### Exercise:
Your answer should be one number, the count of lines in the records that carry the string "content".

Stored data
Start of Block
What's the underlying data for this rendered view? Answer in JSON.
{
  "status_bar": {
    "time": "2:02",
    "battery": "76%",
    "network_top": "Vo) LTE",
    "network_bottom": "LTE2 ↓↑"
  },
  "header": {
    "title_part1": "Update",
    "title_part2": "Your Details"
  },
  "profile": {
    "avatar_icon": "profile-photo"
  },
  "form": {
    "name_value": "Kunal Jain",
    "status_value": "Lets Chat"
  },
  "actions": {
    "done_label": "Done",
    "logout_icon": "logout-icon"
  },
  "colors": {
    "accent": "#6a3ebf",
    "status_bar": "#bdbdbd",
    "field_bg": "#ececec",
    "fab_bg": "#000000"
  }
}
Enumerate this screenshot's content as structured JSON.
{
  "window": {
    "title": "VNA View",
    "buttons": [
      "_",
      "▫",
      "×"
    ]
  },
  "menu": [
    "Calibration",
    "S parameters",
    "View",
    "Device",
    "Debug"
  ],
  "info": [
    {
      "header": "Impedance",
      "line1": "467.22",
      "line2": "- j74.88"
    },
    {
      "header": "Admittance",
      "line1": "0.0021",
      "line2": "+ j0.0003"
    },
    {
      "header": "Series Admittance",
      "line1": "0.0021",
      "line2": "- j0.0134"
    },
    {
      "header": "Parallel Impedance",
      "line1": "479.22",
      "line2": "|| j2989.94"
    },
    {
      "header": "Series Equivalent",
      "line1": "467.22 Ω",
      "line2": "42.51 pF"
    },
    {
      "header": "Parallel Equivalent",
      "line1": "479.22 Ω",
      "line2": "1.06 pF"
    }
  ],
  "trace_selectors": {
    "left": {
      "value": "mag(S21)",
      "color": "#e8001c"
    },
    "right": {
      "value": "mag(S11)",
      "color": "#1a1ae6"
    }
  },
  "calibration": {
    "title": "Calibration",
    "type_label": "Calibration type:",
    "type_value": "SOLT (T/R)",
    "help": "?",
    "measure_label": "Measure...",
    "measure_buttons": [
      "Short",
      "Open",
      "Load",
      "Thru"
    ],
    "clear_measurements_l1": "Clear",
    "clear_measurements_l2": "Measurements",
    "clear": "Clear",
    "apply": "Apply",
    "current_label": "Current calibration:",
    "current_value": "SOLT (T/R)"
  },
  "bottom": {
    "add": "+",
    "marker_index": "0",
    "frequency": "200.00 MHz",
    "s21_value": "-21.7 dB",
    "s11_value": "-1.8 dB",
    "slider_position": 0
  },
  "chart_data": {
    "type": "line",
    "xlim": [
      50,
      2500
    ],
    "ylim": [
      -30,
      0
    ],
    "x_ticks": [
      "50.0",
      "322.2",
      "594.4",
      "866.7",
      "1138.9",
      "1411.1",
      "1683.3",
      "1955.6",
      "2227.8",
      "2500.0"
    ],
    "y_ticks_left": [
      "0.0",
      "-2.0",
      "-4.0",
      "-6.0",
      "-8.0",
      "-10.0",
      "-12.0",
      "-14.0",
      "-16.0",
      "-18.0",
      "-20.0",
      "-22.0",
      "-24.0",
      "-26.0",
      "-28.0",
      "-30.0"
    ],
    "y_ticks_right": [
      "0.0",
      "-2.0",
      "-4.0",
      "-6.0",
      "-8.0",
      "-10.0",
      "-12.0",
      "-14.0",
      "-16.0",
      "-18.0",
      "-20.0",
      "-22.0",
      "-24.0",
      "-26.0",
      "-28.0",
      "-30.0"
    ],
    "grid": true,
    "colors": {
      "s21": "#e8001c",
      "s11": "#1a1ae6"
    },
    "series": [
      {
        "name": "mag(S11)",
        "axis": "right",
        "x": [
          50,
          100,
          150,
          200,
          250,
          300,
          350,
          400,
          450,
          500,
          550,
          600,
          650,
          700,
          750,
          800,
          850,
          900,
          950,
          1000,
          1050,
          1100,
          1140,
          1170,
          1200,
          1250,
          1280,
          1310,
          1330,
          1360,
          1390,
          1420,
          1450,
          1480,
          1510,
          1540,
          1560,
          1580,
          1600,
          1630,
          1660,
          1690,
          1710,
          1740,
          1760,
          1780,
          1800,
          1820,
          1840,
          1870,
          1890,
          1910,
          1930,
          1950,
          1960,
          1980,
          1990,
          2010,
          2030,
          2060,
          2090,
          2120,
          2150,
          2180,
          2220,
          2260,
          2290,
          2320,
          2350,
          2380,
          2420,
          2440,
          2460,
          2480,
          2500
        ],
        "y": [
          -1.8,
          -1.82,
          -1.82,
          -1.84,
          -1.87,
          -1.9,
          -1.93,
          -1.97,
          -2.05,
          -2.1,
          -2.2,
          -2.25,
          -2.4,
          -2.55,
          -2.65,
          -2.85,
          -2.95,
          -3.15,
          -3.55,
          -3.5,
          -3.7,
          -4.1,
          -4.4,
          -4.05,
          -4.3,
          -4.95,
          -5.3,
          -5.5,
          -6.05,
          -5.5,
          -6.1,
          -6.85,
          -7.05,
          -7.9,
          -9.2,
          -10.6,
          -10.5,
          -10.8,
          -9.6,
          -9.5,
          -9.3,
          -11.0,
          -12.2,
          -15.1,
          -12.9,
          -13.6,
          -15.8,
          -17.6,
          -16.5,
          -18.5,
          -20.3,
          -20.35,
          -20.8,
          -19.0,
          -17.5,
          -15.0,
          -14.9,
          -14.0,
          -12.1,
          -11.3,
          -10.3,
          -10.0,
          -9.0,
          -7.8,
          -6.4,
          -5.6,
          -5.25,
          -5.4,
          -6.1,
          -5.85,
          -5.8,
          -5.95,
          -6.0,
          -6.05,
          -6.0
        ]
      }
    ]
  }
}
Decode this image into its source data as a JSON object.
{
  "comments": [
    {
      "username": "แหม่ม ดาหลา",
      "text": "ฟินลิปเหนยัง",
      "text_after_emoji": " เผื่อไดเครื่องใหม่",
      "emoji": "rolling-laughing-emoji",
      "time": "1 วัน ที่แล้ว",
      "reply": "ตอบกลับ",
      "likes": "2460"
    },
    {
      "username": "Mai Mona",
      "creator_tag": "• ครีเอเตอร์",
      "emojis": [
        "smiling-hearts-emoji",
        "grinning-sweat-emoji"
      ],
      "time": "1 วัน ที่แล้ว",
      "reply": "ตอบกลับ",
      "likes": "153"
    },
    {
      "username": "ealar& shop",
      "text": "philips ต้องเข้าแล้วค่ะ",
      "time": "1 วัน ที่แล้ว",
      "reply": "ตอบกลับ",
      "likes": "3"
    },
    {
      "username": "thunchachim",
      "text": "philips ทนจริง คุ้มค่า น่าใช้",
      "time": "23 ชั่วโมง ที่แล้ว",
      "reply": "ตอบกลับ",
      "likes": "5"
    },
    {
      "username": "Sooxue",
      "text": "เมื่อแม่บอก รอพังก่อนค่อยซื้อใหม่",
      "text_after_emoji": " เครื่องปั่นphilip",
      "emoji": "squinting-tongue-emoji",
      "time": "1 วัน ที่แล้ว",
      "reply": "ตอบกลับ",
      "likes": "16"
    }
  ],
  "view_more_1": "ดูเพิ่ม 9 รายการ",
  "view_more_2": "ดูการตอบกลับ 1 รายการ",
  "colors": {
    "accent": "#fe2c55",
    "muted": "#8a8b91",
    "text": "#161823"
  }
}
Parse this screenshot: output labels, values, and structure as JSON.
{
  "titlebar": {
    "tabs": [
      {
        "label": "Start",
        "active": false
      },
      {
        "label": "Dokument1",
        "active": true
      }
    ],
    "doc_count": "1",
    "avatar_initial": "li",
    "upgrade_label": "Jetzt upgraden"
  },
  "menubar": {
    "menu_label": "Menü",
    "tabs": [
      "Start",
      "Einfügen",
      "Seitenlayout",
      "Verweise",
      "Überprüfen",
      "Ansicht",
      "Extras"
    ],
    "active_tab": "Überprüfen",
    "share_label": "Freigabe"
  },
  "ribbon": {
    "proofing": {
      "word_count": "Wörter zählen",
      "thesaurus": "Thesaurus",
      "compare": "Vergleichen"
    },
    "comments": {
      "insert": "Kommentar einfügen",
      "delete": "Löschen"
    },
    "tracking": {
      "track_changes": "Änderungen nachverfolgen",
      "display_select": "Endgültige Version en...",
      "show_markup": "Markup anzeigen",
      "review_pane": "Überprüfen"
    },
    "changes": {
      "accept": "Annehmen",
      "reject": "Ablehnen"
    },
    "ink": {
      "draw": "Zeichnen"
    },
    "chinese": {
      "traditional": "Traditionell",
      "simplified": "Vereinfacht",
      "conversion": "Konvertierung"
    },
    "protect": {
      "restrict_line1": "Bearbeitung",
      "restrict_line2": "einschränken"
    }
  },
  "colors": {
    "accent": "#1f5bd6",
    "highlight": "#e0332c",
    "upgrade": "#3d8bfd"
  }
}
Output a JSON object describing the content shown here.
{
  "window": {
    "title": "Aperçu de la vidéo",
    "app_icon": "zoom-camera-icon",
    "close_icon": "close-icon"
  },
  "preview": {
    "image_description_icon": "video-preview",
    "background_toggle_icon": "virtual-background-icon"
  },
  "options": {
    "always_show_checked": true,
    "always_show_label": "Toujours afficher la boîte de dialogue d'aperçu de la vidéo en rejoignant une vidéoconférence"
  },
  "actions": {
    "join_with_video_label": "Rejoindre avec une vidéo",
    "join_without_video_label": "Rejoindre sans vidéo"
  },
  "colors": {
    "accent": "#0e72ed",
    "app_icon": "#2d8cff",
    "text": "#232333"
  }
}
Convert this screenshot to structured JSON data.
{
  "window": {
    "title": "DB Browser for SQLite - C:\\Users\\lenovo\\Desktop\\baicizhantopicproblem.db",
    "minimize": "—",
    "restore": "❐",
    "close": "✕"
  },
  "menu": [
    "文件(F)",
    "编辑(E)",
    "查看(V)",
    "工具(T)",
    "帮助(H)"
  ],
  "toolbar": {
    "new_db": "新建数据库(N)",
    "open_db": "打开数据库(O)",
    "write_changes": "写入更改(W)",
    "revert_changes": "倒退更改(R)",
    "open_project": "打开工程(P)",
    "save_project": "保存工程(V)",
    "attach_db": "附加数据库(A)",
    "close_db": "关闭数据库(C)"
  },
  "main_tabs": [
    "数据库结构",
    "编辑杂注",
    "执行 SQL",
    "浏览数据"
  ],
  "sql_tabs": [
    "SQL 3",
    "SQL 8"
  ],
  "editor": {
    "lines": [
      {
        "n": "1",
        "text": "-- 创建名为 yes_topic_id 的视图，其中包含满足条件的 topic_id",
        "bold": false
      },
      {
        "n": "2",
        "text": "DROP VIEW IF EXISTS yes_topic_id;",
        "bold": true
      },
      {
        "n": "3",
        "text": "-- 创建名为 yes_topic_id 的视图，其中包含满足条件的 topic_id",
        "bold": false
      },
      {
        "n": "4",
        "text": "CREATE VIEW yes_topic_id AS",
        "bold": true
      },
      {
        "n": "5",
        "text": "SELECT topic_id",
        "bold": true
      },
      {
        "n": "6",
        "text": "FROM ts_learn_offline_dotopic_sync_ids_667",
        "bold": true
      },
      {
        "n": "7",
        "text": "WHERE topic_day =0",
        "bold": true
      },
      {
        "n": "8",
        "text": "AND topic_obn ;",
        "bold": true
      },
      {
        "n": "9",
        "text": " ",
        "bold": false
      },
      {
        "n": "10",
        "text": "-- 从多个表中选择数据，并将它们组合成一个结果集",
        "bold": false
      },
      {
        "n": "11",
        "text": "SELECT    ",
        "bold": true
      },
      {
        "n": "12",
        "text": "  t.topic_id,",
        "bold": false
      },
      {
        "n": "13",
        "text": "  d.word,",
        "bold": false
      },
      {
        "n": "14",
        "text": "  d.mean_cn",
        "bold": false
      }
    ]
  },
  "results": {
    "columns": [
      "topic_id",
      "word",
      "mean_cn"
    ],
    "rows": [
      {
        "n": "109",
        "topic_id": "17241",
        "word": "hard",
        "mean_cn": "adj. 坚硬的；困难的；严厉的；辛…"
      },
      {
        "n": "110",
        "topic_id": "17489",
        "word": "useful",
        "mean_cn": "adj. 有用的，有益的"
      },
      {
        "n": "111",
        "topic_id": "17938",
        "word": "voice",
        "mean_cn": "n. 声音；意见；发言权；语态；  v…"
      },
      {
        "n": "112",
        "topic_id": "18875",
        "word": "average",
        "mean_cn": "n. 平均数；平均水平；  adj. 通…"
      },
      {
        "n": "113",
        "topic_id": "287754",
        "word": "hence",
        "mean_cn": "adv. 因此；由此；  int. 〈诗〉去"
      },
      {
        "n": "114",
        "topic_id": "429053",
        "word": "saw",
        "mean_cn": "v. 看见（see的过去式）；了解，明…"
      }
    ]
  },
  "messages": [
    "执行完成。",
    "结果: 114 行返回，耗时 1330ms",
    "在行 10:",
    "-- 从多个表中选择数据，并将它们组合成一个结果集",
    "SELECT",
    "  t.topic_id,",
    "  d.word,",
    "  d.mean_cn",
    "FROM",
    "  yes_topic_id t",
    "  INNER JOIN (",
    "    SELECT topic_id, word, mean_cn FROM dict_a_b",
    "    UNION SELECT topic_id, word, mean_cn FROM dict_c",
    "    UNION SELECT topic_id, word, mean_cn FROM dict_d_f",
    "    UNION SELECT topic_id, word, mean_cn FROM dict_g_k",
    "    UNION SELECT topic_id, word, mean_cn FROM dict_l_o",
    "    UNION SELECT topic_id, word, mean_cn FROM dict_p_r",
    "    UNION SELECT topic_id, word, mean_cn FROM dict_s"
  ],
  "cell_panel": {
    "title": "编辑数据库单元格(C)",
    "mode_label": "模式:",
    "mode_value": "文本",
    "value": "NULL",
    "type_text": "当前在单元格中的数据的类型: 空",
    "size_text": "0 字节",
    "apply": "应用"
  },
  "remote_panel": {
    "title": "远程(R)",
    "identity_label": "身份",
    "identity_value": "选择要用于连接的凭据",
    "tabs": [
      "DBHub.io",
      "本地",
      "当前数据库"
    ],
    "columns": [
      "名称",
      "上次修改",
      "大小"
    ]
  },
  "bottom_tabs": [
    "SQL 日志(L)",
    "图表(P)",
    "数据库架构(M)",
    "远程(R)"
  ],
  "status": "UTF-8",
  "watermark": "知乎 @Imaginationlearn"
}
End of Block
### Task answer:
2